WORK INSTRUCTION - Every line below that holds "sector" must be copied.
##### DATASET EXTRACT #####
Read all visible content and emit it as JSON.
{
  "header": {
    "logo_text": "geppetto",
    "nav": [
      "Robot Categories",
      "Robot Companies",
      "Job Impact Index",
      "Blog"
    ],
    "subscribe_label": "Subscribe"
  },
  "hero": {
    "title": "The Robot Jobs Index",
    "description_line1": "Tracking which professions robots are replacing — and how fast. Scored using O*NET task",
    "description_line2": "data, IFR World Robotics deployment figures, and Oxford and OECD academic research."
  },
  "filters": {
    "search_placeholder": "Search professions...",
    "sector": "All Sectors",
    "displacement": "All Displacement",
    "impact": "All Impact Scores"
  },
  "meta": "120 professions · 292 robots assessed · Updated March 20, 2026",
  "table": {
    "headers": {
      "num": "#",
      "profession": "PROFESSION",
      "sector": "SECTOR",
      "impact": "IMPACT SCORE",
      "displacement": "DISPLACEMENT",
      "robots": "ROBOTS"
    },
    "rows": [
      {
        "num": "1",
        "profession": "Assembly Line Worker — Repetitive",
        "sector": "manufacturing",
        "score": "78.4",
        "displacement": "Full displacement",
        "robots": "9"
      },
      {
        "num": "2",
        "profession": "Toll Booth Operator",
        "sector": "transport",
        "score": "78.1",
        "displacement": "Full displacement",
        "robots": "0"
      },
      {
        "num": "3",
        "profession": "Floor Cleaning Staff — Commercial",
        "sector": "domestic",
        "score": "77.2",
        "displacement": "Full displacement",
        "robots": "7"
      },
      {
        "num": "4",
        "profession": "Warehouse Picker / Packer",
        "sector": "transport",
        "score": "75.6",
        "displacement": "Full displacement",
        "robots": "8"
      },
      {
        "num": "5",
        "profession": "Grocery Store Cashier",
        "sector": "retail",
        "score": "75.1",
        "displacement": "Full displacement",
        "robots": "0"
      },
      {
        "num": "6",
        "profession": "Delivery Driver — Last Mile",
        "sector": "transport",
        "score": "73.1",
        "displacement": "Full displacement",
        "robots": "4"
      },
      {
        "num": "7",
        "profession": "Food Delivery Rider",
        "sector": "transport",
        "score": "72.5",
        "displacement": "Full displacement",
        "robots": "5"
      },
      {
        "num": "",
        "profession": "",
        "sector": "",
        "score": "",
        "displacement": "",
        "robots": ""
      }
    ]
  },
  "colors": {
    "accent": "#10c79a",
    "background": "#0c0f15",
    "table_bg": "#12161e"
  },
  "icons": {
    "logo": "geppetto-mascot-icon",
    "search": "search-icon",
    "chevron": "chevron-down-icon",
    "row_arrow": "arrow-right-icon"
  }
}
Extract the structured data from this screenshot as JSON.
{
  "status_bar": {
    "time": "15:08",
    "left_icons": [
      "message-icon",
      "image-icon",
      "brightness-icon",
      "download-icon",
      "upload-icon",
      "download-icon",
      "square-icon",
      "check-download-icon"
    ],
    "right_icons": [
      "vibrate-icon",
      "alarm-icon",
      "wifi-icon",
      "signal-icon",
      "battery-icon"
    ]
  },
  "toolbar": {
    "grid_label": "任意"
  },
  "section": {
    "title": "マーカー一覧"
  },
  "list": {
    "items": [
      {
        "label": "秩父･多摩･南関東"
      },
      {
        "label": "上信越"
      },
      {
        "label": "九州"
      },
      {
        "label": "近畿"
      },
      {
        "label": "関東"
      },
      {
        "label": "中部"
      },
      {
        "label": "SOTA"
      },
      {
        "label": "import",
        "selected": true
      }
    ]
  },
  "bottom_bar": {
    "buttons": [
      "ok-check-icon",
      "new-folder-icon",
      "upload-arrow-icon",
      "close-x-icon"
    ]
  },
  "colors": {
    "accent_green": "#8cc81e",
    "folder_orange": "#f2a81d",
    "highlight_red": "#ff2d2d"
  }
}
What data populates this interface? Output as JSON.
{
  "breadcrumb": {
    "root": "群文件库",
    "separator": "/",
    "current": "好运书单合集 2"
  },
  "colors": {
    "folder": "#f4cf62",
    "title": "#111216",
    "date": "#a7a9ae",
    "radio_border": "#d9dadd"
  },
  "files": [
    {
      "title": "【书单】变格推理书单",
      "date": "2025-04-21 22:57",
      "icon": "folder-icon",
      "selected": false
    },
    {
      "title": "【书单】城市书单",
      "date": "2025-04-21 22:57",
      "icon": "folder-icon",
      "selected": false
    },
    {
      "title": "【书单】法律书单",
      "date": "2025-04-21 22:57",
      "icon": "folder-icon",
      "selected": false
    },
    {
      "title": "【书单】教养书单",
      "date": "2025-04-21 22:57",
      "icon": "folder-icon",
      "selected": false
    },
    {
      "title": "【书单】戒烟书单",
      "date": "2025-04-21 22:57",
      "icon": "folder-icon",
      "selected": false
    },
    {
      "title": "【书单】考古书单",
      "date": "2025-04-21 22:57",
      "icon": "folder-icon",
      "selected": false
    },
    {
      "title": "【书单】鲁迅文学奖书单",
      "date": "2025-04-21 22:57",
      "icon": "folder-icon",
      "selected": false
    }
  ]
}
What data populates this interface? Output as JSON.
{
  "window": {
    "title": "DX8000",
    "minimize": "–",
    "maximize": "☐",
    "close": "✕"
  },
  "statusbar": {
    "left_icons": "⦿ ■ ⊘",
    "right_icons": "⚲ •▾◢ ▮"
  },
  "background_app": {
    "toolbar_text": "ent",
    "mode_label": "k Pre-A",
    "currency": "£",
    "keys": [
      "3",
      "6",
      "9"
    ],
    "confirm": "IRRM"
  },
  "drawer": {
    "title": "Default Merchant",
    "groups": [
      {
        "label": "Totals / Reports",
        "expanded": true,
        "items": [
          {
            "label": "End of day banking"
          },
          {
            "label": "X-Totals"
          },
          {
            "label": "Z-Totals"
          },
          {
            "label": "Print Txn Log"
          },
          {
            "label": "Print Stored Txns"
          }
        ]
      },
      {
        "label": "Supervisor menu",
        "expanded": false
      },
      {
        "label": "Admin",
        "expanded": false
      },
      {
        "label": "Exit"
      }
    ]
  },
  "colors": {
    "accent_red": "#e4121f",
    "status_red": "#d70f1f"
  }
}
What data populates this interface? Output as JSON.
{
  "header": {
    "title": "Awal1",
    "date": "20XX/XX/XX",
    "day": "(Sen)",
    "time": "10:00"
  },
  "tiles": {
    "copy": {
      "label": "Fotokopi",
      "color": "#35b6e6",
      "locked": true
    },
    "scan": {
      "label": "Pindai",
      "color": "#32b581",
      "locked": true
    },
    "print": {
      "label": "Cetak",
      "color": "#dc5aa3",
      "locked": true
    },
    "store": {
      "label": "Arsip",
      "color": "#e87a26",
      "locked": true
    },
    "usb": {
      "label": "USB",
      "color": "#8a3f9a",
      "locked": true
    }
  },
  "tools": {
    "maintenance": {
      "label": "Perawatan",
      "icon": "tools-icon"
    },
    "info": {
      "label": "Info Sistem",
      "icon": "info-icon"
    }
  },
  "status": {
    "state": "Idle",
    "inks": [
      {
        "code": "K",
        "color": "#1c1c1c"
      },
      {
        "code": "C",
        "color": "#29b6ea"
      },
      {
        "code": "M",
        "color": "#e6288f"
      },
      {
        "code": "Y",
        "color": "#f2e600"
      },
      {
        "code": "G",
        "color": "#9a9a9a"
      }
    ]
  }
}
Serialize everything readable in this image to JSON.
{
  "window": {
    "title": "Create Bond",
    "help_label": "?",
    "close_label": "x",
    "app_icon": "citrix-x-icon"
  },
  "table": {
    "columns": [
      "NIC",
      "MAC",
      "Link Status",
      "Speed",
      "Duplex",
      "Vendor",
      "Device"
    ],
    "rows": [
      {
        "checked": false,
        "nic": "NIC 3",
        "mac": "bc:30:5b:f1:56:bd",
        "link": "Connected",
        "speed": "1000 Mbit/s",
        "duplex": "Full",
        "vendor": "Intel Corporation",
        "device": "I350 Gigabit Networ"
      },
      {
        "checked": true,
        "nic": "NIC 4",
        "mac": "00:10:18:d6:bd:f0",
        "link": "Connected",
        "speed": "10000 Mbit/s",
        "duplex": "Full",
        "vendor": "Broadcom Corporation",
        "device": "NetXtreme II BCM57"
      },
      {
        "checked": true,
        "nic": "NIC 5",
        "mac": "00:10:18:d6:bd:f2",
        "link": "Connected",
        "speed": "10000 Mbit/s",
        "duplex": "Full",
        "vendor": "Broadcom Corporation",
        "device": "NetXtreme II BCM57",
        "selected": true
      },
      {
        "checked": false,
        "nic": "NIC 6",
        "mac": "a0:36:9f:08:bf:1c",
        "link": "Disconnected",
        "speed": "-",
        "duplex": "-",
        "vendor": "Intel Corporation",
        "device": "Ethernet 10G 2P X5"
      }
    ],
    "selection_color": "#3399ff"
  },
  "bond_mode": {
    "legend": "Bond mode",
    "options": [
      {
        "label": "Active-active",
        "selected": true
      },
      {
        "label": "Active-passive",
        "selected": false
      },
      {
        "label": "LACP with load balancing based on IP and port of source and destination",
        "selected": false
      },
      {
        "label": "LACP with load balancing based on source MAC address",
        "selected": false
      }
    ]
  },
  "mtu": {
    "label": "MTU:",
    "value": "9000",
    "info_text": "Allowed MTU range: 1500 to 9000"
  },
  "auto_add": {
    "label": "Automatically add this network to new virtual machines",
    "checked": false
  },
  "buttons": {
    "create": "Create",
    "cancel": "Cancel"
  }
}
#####
COMPLETED EXERCISE -
    "sector": "All Sectors",
      "sector": "SECTOR",
        "sector": "manufacturing",
        "sector": "transport",
        "sector": "domestic",
        "sector": "transport",
        "sector": "retail",
        "sector": "transport",
        "sector": "transport",
        "sector": "",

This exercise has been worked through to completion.